Pros and Cons for Nonprofits to Consider Before Accepting Cryptocurrency
“Why would someone choose to give over the internet?”
About 30 years ago, nonprofits were asking themselves if they should set up a way to accept gifts from their website. Many nonprofits were really skeptical at the time. I know it’s hard to believe, but the idea of giving online back then was, for many nonprofit leaders, just a fantasy.
And here we are, 30 years later, and we don’t even think about it anymore. Of course, your website accepts gifts online.
The same thing that happened 30 years ago, with nonprofits shifting to accept donations online, is now happening with cryptocurrencies today.
The best guess a few years ago was that only 500 to 1,000 charities in the U.S. had the ability to accept cryptocurrencies. But the potential is huge.
The top 100 cryptocurrencies have a reported market value of nearly $113 billion!
Nothing to sneeze at.
Now, perhaps you think of cryptocurrency as something nefarious or something only a small group of people know about, but you would be wrong. Cryptocurrency is here, it’s a legitimate currency, it’s growing, and nonprofits are starting to wake up to it.
Here’s something that you should also know about these currencies: The people making gifts using cryptocurrencies are typically younger than the traditional donor. This was exactly the case when online giving started in the 1990s.
According to AFP Global, donors of cryptocurrency are typically male and more libertarian leaning — meaning they support causes that give people more freedom and fight oppression. They are people who are building the financial infrastructure of the future. And they are inherently passionate about innovative solutions that disrupt the status quo and put power back into the hands of ordinary individuals.
So, how are nonprofits approaching this? I have one client who is treating cryptocurrency like stock. The nonprofit receives it and sells it immediately as per the stock acceptance policies for the organization. But other organizations are actually holding on to it. For example, UNICEF receives, holds and disburses cryptocurrency with its UNICEF CryptoFund.
This is actually pretty cool because cryptocurrency is fully transparent. In other words, one day when everything is done through cryptocurrency, donors would be able to see exactly how their money is being used to make an impact.
As a nonprofit, here are some pros and cons you should consider.
- Being an early adopter allows you to connect with and engage with tech-savvy major donors, and you may be able to secure large gifts by offering this option.
- Cryptocurrency has value and is another type of asset that will become more and more popular for donors to give gifts.
- You must either have an infrastructure to process cryptocurrency gifts or use a third-party company to accept them for you.
- Donors who give cryptocurrency gifts often prefer that the organization hold it, rather than sell it off – because by holding it, the currency becomes more legitimate to the public.
- There is a risk.

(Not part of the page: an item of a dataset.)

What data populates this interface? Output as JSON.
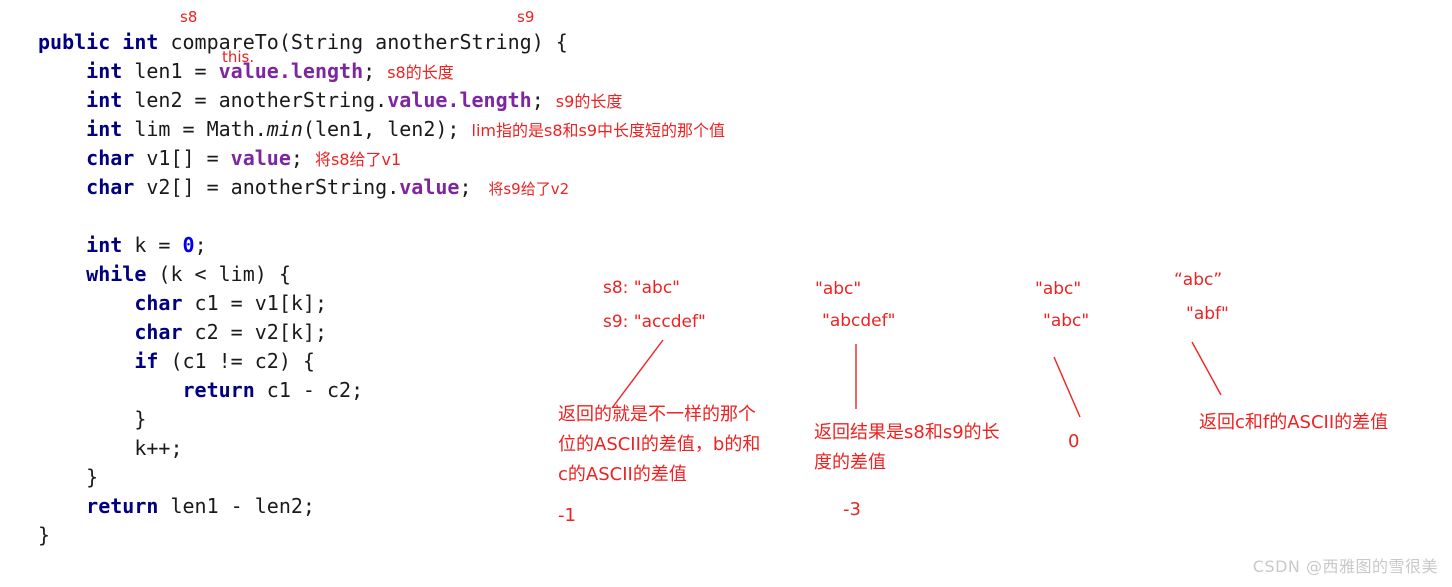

The valuation of cryptocurrency continues to be volatile.
- Do your research now. Learn what you can about how cryptocurrencies work and about the characteristics of crypto donors. You don’t need to be an expert, but you do need to have a strong foundational knowledge so you can speak about this to your donors and confidently secure gifts.
- Set up meetings with your organizational leadership, including finance, to discuss cryptocurrency. Learn if you can accept it now and, if not, what obstacles need to be addressed.
As part of the meetings, you’ll want to assess if accepting cryptocurrency is right for you. Many small nonprofits are successfully accepting cryptocurrency already, so size shouldn’t be an issue. But if right now is not right for you, start putting the pieces together to move in that direction.
You should also decide on your protocols for these gifts. Will you treat them like stock, or will you keep the assets?
- Start talking to your donors about cryptocurrency. Get an idea of whether or not they would be interested in making gifts in this way. This can help build a case for leadership and give you some valuable information about what you should be considering.
- Set it up for your organization to accept it. This should be done sooner than later. It’s only going to continue to grow as a means for donors to give, and you don’t want to be left out.
I know you still may be skeptical and wondering if it’s worth putting any energy into this, but, like I said, this was exactly what many nonprofit leaders were saying 30 years ago about online giving.
This is going to be another way for your donors to give, so it’s imperative that, like some organizations already have, you get ready to accept cryptocurrency as a way for your donors to give. This is just another way to be donor-centered.
Jeff Schreifels is the principal owner of Veritus Group — an agency that partners with nonprofits to create, build and manage mid-level fundraising, major gifts and planned giving programs. In his 32-plus year career, Jeff has worked with hundreds of nonprofits, helping to raise more than $400 million in revenue.